The Secretary transferred his duties to his deputy.
Defense Secretary Lloyd Austin was taken back to the hospital on Sunday afternoon, this time “for symptoms suggesting an emergent bladder issue,” a Pentagon spokesman said in a statement.
“At approximately 4:55 pm today, Secretary Austin transferred the functions and duties of the office of the Secretary of Defense to Deputy Secretary of Defense Kathleen Hicks,” Maj. Gen. Pat Ryder, the Pentagon press secretary, said in a statement, updating the public early Thursday evening. “The Deputy Secretary of Defense has assumed the functions and duties. The Chairman of the Joint Chiefs of Staff, the White House, and Congress have been notified.

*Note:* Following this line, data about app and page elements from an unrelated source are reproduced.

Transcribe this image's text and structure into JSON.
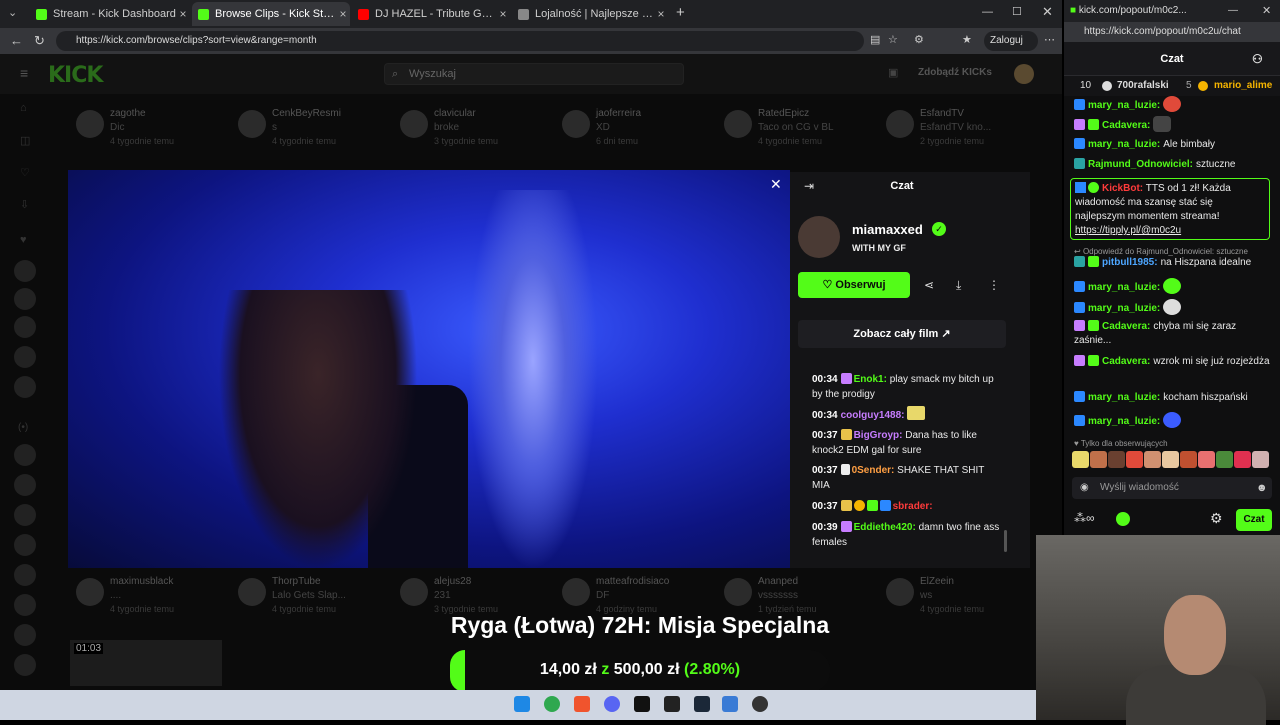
{
  "browser": {
    "tabs": [
      {
        "label": "Stream - Kick Dashboard",
        "color": "#53fc18"
      },
      {
        "label": "Browse Clips - Kick Streaming",
        "color": "#53fc18"
      },
      {
        "label": "DJ HAZEL - Tribute Great Song (M",
        "color": "#ff0000"
      },
      {
        "label": "Lojalność | Najlepsze oprogramo",
        "color": "#888888"
      }
    ],
    "url": "https://kick.com/browse/clips?sort=view&range=month",
    "login_label": "Zaloguj"
  },
  "kick": {
    "search_placeholder": "Wyszukaj",
    "get_kicks": "Zdobądź KICKs",
    "top_clips": [
      {
        "name": "zagothe",
        "title": "Dic",
        "date": "4 tygodnie temu"
      },
      {
        "name": "CenkBeyResmi",
        "title": "s",
        "date": "4 tygodnie temu"
      },
      {
        "name": "clavicular",
        "title": "broke",
        "date": "3 tygodnie temu"
      },
      {
        "name": "jaoferreira",
        "title": "XD",
        "date": "6 dni temu"
      },
      {
        "name": "RatedEpicz",
        "title": "Taco on CG v BL",
        "date": "4 tygodnie temu"
      },
      {
        "name": "EsfandTV",
        "title": "EsfandTV kno...",
        "date": "2 tygodnie temu"
      }
    ],
    "bottom_clips": [
      {
        "name": "maximusblack",
        "title": "....",
        "date": "4 tygodnie temu"
      },
      {
        "name": "ThorpTube",
        "title": "Lalo Gets Slap...",
        "date": "4 tygodnie temu"
      },
      {
        "name": "alejus28",
        "title": "231",
        "date": "3 tygodnie temu"
      },
      {
        "name": "matteafrodisiaco",
        "title": "DF",
        "date": "4 godziny temu"
      },
      {
        "name": "Ananped",
        "title": "vsssssss",
        "date": "1 tydzień temu"
      },
      {
        "name": "ElZeein",
        "title": "ws",
        "date": "4 tygodnie temu"
      }
    ],
    "clip_duration": "01:03"
  },
  "panel": {
    "header": "Czat",
    "streamer": "miamaxxed",
    "clip_title": "WITH MY GF",
    "follow_label": "Obserwuj",
    "full_film_label": "Zobacz cały film",
    "messages": [
      {
        "time": "00:34",
        "user": "Enok1:",
        "user_color": "#53fc18",
        "text": "play smack my bitch up by the prodigy"
      },
      {
        "time": "00:34",
        "user": "coolguy1488:",
        "user_color": "#c77dff",
        "text": ""
      },
      {
        "time": "00:37",
        "user": "BigGroyp:",
        "user_color": "#c77dff",
        "text": "Dana has to like knock2 EDM gal for sure"
      },
      {
        "time": "00:37",
        "user": "0Sender:",
        "user_color": "#ff9f43",
        "text": "SHAKE THAT SHIT MIA"
      },
      {
        "time": "00:37",
        "user": "sbrader:",
        "user_color": "#ff3b3b",
        "text": ""
      },
      {
        "time": "00:39",
        "user": "Eddiethe420:",
        "user_color": "#53fc18",
        "text": "damn two fine ass females"
      }
    ]
  },
  "overlay": {
    "title": "Ryga (Łotwa) 72H: Misja Specjalna",
    "current": "14,00 zł",
    "sep": "z",
    "goal": "500,00 zł",
    "percent_label": "(2.80%)",
    "progress": 0.028
  },
  "popout": {
    "tab_title": "kick.com/popout/m0c2...",
    "url": "https://kick.com/popout/m0c2u/chat",
    "header": "Czat",
    "leaderboard": {
      "rank": "10",
      "user1": "700rafalski",
      "count1": "5",
      "user2": "mario_alime"
    },
    "messages": [
      {
        "user": "mary_na_luzie:",
        "color": "#53fc18",
        "text": ""
      },
      {
        "user": "Cadavera:",
        "color": "#53fc18",
        "text": ""
      },
      {
        "user": "mary_na_luzie:",
        "color": "#53fc18",
        "text": "Ale bimbały"
      },
      {
        "user": "Rajmund_Odnowiciel:",
        "color": "#53fc18",
        "text": "sztuczne"
      },
      {
        "user": "pitbull1985:",
        "color": "#4da6ff",
        "text": "na Hiszpana idealne"
      },
      {
        "user": "mary_na_luzie:",
        "color": "#53fc18",
        "text": ""
      },
      {
        "user": "mary_na_luzie:",
        "color": "#53fc18",
        "text": ""
      },
      {
        "user": "Cadavera:",
        "color": "#53fc18",
        "text": "chyba mi się zaraz zaśnie..."
      },
      {
        "user": "Cadavera:",
        "color": "#53fc18",
        "text": "wzrok mi się już rozjeżdża"
      },
      {
        "user": "mary_na_luzie:",
        "color": "#53fc18",
        "text": "kocham hiszpański"
      },
      {
        "user": "mary_na_luzie:",
        "color": "#53fc18",
        "text": ""
      }
    ],
    "tip": {
      "user": "KickBot:",
      "text": "TTS od 1 zł! Każda wiadomość ma szansę stać się najlepszym momentem streama!",
      "link": "https://tipply.pl/@m0c2u"
    },
    "reply_note": "Odpowiedź do Rajmund_Odnowiciel: sztuczne",
    "followers_only": "Tylko dla obserwujących",
    "input_placeholder": "Wyślij wiadomość",
    "send_label": "Czat"
  },
  "colors": {
    "accent": "#53fc18"
  }
}
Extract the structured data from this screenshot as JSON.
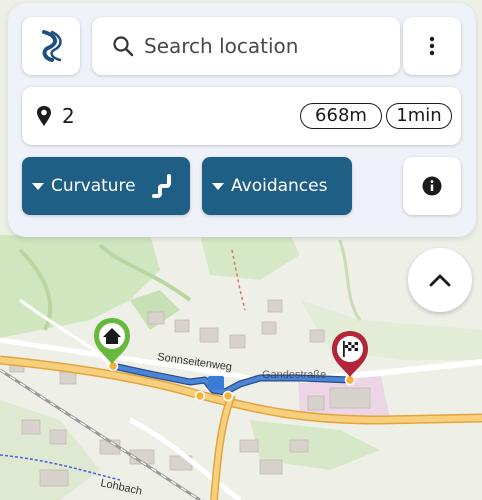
{
  "search": {
    "placeholder": "Search location",
    "icon": "search-icon"
  },
  "route": {
    "waypoint_count": "2",
    "distance": "668m",
    "duration": "1min"
  },
  "toolbar": {
    "curvature_label": "Curvature",
    "avoidances_label": "Avoidances"
  },
  "map": {
    "streets": [
      "Sonnseitenweg",
      "Gandestraße",
      "Lohbach"
    ],
    "start_marker": "home-icon",
    "end_marker": "finish-flag-icon"
  },
  "colors": {
    "primary": "#1f5f86",
    "route": "#4b86d6",
    "start": "#67b83c",
    "end": "#b3263a",
    "road": "#f4c26a"
  }
}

He said earlier that the White House, Congress and the chairman of the Joint Chiefs of Staff had all been notified.
The defense secretary previously underwent a minimally invasive surgical procedure for prostate cancer on Dec. 22, which led to a urinary tract infection and serious intestinal complications. He was hospitalized again on Jan. 1, but the White House didn’t learn of it for three days — secrecy that sparked intense scrutiny and criticism.
“I should have told the president about my cancer diagnosis, and should also have told my team and the American public,” Austin told reporters earlier this month. “I take full responsibility. I apologize to my teammates and to the American people.”

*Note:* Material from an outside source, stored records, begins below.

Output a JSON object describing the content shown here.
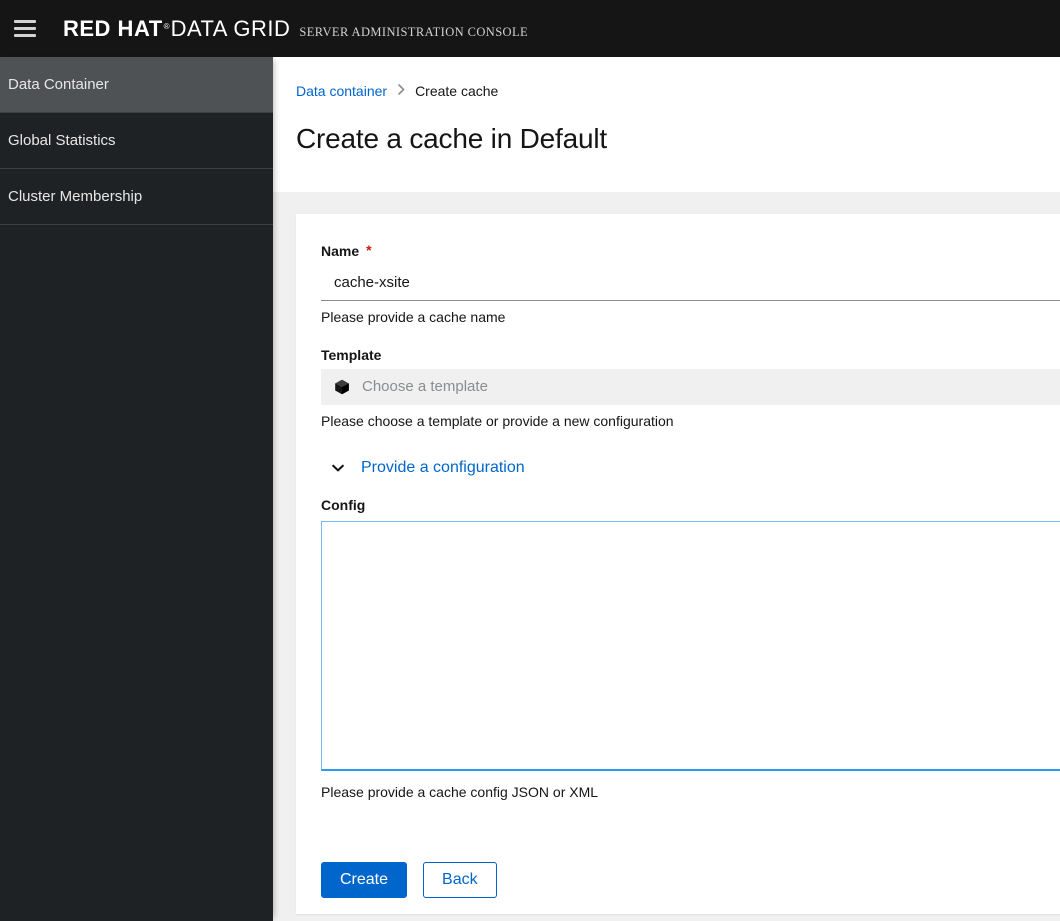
{
  "masthead": {
    "nav_toggle_label": "Global navigation",
    "brand_primary": "RED HAT",
    "brand_registered": "®",
    "brand_secondary": "DATA GRID",
    "brand_subtitle": "SERVER ADMINISTRATION CONSOLE",
    "background": "#151515"
  },
  "sidebar": {
    "items": [
      {
        "label": "Data Container",
        "active": true
      },
      {
        "label": "Global Statistics",
        "active": false
      },
      {
        "label": "Cluster Membership",
        "active": false
      }
    ],
    "background": "#1f2225",
    "active_background": "#4f5255"
  },
  "breadcrumb": {
    "link_label": "Data container",
    "separator": "›",
    "current_label": "Create cache",
    "link_color": "#0066cc"
  },
  "page": {
    "title": "Create a cache in Default"
  },
  "form": {
    "name": {
      "label": "Name",
      "required_marker": "*",
      "value": "cache-xsite",
      "placeholder": "",
      "helper": "Please provide a cache name"
    },
    "template": {
      "label": "Template",
      "icon": "cube-icon",
      "placeholder": "Choose a template",
      "value": "",
      "helper": "Please choose a template or provide a new configuration"
    },
    "expandable": {
      "label": "Provide a configuration",
      "icon": "chevron-down-icon",
      "expanded": true
    },
    "config": {
      "label": "Config",
      "value": "",
      "placeholder": "",
      "helper": "Please provide a cache config JSON or XML"
    }
  },
  "actions": {
    "create_label": "Create",
    "back_label": "Back",
    "primary_color": "#0066cc"
  }
}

Austin also spoke in personal terms about his health challenges.
“The news shook me, as I know that it shakes so many others, especially in the Black community. It was a gut punch,” he said then. “And frankly, my first instinct was to keep it private. I don’t think it’s news that I’m a pretty private guy. I never like burdening others with my problems. It’s just not my way.”
President Joe Biden has publicly faulted Austin for not informing him earlier of his hospitalization after his cancer procedure, telling reporters in January that he still had confidence in Austin but noted it was a lapse in judgment.
Austin has said he directly apologized to Biden and told him he was “deeply sorry” for not letting him know of his diagnosis immediately.
An internal review as well as an investigation by the Defense Department inspector general are ongoing.
ABC News’ Alexandra Hutzler contributed to this report.